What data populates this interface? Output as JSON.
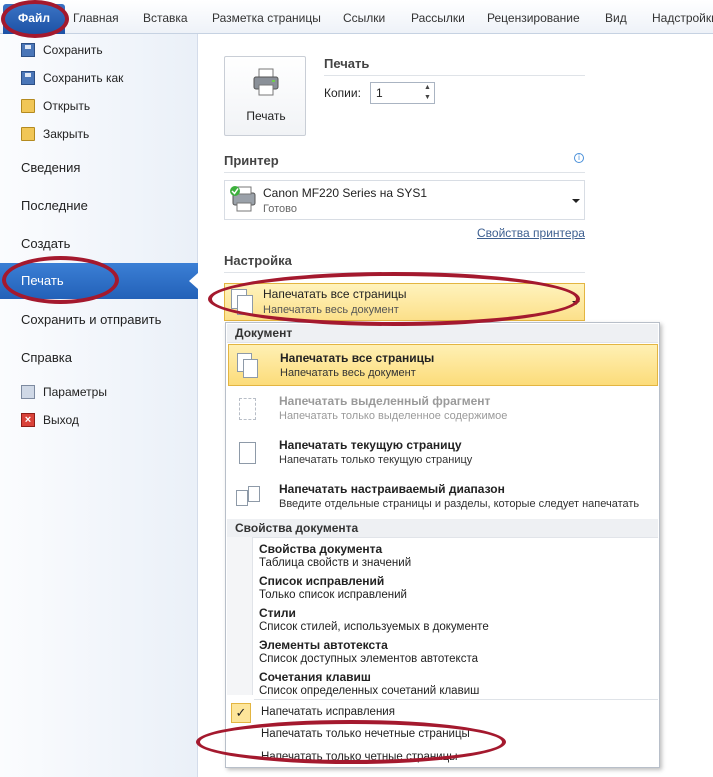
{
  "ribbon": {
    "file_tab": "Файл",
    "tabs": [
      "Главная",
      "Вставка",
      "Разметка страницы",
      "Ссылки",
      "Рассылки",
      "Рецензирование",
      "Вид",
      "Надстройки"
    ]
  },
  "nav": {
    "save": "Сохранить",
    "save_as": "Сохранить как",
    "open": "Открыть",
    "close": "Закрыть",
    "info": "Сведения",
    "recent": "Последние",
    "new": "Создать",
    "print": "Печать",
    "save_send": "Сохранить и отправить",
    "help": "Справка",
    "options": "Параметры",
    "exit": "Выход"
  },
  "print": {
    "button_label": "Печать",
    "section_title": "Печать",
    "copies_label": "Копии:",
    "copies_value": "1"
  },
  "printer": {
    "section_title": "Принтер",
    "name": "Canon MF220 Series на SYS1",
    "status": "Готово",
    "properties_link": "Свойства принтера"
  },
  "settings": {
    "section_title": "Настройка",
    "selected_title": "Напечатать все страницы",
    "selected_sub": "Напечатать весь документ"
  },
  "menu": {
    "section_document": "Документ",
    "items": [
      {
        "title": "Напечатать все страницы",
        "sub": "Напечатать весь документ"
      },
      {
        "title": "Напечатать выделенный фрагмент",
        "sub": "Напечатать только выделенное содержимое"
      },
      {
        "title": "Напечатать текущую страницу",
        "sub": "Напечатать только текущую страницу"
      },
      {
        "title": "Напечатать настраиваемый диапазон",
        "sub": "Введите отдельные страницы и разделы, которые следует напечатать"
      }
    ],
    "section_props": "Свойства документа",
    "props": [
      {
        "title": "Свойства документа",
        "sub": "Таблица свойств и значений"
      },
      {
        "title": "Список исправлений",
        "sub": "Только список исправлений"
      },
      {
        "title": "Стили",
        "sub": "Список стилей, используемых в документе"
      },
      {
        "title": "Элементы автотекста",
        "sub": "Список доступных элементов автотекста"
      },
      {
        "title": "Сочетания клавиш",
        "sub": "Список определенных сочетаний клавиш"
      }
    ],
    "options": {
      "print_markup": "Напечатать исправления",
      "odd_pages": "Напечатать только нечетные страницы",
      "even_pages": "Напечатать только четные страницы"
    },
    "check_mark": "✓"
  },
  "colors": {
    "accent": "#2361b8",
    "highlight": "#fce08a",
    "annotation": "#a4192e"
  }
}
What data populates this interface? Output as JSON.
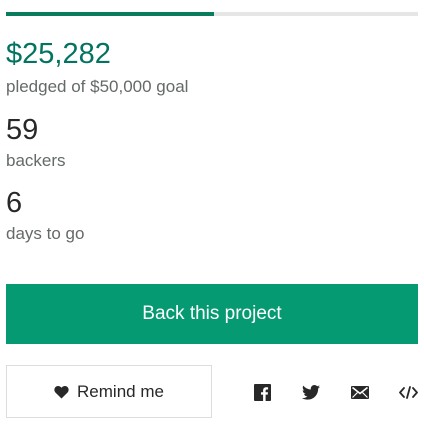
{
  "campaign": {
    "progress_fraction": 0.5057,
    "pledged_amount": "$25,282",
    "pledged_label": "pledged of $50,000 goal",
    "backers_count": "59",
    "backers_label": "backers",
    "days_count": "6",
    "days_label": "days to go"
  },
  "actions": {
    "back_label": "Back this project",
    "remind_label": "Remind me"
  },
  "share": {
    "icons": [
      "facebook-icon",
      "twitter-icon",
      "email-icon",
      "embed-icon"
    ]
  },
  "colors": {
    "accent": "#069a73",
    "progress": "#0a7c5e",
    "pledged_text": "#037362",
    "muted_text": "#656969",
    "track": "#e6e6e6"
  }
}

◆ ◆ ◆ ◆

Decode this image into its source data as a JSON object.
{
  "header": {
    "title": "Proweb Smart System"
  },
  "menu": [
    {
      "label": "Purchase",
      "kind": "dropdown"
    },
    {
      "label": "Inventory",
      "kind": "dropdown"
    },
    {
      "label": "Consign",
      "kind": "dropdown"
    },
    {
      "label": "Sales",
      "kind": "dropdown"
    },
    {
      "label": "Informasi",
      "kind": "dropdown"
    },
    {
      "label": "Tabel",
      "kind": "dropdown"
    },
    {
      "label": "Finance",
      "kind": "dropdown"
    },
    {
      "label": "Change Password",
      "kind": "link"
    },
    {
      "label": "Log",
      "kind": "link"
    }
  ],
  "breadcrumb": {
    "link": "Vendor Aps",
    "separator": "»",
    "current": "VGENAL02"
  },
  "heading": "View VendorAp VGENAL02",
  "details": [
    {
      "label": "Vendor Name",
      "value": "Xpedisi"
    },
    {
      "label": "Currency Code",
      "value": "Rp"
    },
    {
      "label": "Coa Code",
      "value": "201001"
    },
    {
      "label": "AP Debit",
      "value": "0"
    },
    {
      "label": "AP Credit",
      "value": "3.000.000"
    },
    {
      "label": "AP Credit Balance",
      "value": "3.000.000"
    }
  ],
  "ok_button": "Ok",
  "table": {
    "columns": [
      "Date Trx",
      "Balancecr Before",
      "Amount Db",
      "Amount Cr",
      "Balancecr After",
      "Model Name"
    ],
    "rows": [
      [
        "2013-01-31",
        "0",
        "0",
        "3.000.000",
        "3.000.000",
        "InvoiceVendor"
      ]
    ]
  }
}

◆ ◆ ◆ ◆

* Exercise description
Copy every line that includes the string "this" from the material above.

* Answer to the exercise
What data populates this interface? Output as JSON.
What data populates this interface? Output as JSON.
    "back_label": "Back this project",
Decode this image into its source data as a JSON object.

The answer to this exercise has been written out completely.